• [REQUIRED ACTION] Apart from the images, every record here needs to be copied exactly.

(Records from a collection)
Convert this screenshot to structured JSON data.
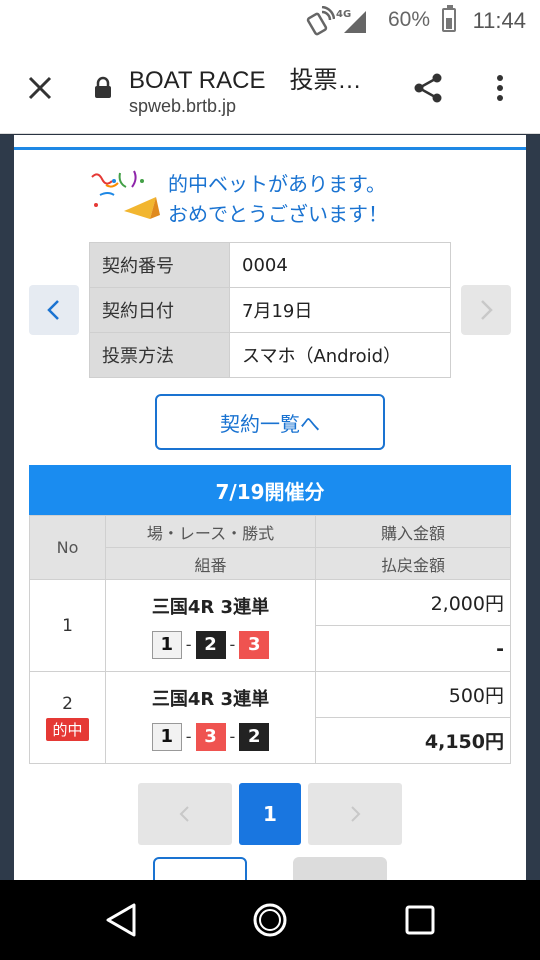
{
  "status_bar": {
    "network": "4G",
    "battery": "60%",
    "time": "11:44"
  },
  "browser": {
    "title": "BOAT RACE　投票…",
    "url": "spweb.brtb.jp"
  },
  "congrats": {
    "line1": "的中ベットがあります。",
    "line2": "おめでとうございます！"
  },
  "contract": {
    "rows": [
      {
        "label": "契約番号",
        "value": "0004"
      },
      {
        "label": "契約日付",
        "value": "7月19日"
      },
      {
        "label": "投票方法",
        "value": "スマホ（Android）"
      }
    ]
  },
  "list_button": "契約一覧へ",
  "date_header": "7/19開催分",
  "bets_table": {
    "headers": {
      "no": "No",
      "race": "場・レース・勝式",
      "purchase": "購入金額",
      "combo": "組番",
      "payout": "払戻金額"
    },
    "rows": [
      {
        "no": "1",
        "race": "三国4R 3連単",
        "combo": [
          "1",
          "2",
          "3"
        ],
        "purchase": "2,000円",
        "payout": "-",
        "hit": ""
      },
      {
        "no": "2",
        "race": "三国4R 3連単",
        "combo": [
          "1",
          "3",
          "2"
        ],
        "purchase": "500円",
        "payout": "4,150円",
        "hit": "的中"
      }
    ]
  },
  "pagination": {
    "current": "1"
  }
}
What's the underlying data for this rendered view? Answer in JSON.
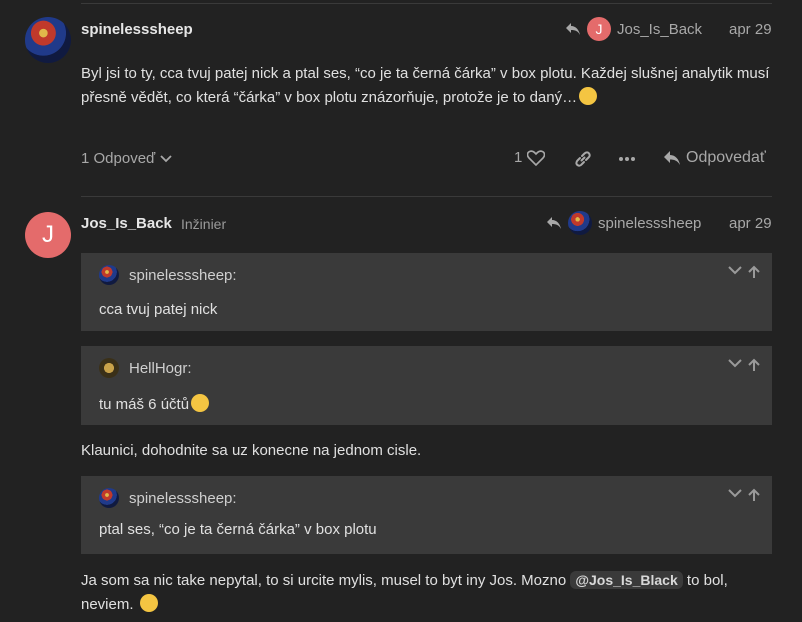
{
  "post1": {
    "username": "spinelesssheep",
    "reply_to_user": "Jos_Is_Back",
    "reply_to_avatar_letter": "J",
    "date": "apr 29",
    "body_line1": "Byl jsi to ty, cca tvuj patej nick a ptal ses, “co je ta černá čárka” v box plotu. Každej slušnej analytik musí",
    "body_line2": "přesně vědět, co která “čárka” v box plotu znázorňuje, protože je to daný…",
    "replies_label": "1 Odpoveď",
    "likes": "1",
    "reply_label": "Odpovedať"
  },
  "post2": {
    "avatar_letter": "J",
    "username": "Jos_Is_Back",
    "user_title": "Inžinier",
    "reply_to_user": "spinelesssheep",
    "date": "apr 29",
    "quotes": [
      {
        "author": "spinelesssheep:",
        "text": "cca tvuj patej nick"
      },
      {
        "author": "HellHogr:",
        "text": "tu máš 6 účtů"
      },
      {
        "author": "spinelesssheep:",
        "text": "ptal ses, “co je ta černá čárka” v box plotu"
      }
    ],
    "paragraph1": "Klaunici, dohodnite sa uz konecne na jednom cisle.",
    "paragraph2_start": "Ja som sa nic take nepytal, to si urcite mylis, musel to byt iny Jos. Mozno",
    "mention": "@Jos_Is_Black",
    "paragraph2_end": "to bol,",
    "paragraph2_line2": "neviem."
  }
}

• [TASK ANSWER]
Convert this screenshot to structured JSON data.
{
  "status_bar": {
    "network": "4G",
    "battery": "60%",
    "time": "11:44"
  },
  "browser": {
    "title": "BOAT RACE　投票…",
    "url": "spweb.brtb.jp"
  },
  "congrats": {
    "line1": "的中ベットがあります。",
    "line2": "おめでとうございます！"
  },
  "contract": {
    "rows": [
      {
        "label": "契約番号",
        "value": "0004"
      },
      {
        "label": "契約日付",
        "value": "7月19日"
      },
      {
        "label": "投票方法",
        "value": "スマホ（Android）"
      }
    ]
  },
  "list_button": "契約一覧へ",
  "date_header": "7/19開催分",
  "bets_table": {
    "headers": {
      "no": "No",
      "race": "場・レース・勝式",
      "purchase": "購入金額",
      "combo": "組番",
      "payout": "払戻金額"
    },
    "rows": [
      {
        "no": "1",
        "race": "三国4R 3連単",
        "combo": [
          "1",
          "2",
          "3"
        ],
        "purchase": "2,000円",
        "payout": "-",
        "hit": ""
      },
      {
        "no": "2",
        "race": "三国4R 3連単",
        "combo": [
          "1",
          "3",
          "2"
        ],
        "purchase": "500円",
        "payout": "4,150円",
        "hit": "的中"
      }
    ]
  },
  "pagination": {
    "current": "1"
  }
}
What's the underlying data for this rendered view? Answer in JSON.
{
  "post1": {
    "username": "spinelesssheep",
    "reply_to_user": "Jos_Is_Back",
    "reply_to_avatar_letter": "J",
    "date": "apr 29",
    "body_line1": "Byl jsi to ty, cca tvuj patej nick a ptal ses, “co je ta černá čárka” v box plotu. Každej slušnej analytik musí",
    "body_line2": "přesně vědět, co která “čárka” v box plotu znázorňuje, protože je to daný…",
    "replies_label": "1 Odpoveď",
    "likes": "1",
    "reply_label": "Odpovedať"
  },
  "post2": {
    "avatar_letter": "J",
    "username": "Jos_Is_Back",
    "user_title": "Inžinier",
    "reply_to_user": "spinelesssheep",
    "date": "apr 29",
    "quotes": [
      {
        "author": "spinelesssheep:",
        "text": "cca tvuj patej nick"
      },
      {
        "author": "HellHogr:",
        "text": "tu máš 6 účtů"
      },
      {
        "author": "spinelesssheep:",
        "text": "ptal ses, “co je ta černá čárka” v box plotu"
      }
    ],
    "paragraph1": "Klaunici, dohodnite sa uz konecne na jednom cisle.",
    "paragraph2_start": "Ja som sa nic take nepytal, to si urcite mylis, musel to byt iny Jos. Mozno",
    "mention": "@Jos_Is_Black",
    "paragraph2_end": "to bol,",
    "paragraph2_line2": "neviem."
  }
}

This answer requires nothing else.